Medical malpractice is a serious concern that can have far-reaching consequences for patients and medical professionals alike. In Florida, as in many other states, there are laws that govern the time frame within which an individual can file a medical malpractice claim. This legal time frame is known as the statute of limitations. Understanding the statute of limitations is crucial for patients who believe they have been victims of medical negligence, as it dictates when they can seek legal recourse. This article explores the statute of limitations for medical malpractice in Florida, providing a comprehensive overview of its significance and implications.
Definition of the Statute of Limitations
The statute of limitations refers to the specific period during which a plaintiff can file a medical malpractice lawsuit. In Florida, this time frame is determined by law and aims to strike a balance between the rights of patients to seek compensation for damages caused by medical negligence and the need for certainty and finality in legal matters.
Statute of Limitations for Medical Malpractice in Florida
In Florida, the statute of limitations for medical malpractice cases is generally set at two years from the date when the patient discovered, or should have reasonably discovered, the injury caused by medical negligence. However, there is also a broader statute of repose, which states that medical malpractice claims cannot be filed more than four years after the alleged malpractice occurred, regardless of when the injury was discovered.
This means that patients who have experienced harm due to medical negligence have up to four years from the date of the incident to file a lawsuit, regardless of whether they were aware of the injury at the time. However, there are certain exceptions and nuances to these time frames, which may warrant the assistance of a qualified attorney to ensure compliance with the law.
Exceptions to the Statute of Limitations

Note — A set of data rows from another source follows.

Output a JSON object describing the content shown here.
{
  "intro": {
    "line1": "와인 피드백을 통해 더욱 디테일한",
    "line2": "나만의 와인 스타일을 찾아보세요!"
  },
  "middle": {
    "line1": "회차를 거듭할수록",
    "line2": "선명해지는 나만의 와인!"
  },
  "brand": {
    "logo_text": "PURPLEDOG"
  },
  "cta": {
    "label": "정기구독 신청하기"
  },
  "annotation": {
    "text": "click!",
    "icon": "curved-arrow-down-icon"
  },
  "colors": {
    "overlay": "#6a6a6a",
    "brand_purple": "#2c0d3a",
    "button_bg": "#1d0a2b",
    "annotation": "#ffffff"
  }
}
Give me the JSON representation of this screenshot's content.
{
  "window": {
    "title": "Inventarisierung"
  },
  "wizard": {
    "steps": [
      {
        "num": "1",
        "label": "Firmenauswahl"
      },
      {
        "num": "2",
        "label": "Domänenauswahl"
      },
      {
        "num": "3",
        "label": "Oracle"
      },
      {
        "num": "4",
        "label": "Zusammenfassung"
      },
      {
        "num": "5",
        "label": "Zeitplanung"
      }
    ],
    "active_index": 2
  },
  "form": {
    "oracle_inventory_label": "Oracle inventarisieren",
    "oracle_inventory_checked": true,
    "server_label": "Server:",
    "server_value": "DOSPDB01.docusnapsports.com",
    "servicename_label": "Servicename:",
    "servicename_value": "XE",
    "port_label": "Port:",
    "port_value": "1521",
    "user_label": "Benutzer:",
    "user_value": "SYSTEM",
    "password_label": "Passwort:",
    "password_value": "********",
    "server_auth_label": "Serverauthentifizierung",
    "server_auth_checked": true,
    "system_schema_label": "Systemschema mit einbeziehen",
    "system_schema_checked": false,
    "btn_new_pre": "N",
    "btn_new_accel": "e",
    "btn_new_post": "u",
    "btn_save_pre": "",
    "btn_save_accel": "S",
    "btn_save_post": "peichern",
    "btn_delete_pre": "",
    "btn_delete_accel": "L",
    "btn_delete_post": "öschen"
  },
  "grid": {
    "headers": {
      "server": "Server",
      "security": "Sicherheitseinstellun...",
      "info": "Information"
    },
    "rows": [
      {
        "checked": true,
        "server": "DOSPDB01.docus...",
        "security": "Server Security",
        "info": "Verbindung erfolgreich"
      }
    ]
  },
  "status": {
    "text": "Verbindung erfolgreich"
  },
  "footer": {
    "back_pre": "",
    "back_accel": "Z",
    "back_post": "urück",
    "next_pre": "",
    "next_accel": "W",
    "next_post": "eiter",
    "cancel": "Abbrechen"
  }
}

Florida law recognizes a few exceptions to the standard statute of limitations for medical malpractice cases. These exceptions may extend the filing deadline under specific circumstances:
- Fraud or Misrepresentation – If the medical professional conceals or misrepresents the malpractice, the statute of limitations may be tolled until the patient discovers the deception.
- Foreign Objects – In cases where a foreign object, such as a surgical tool, is left inside the patient’s body, the statute of limitations may be extended beyond the general time frames.
- Minors – If the injured party is a minor at the time of the malpractice, the statute of limitations may be tolled until they reach the age of 18.
- Incapacity – If the plaintiff is mentally or physically incapacitated, the statute of limitations may be delayed until they regain capacity.
Significance and Implications
Understanding the statute of limitations for medical malpractice in Florida is essential for both patients and medical practitioners. For patients, it emphasizes the importance of timely action when seeking legal recourse for medical negligence. Failing to file a claim within the designated timeframe can result in the loss of their right to compensation, regardless of the severity of the negligence.
On the other hand, the statute of limitations also provides medical professionals with some level of certainty and protection from potential lawsuits long after the incident occurred. This encourages timely resolution of claims and helps maintain the integrity of medical practices.
The statute of limitations for medical malpractice in Florida plays a critical role in regulating the time frame within which patients can seek legal redress for injuries caused by medical negligence. As a two-year discovery period with a four-year statute of repose, patients must act promptly if they suspect they have been victims of malpractice. Exceptions to these time frames exist, but it is essential to seek legal counsel to navigate these complexities properly. For medical professionals, understanding the statute of limitations serves as a reminder to maintain the highest standards of care and mitigate the risk of potential lawsuits. Overall, the statute of limitations serves as a balance between the rights of patients and the need for legal certainty in medical malpractice cases in Florida.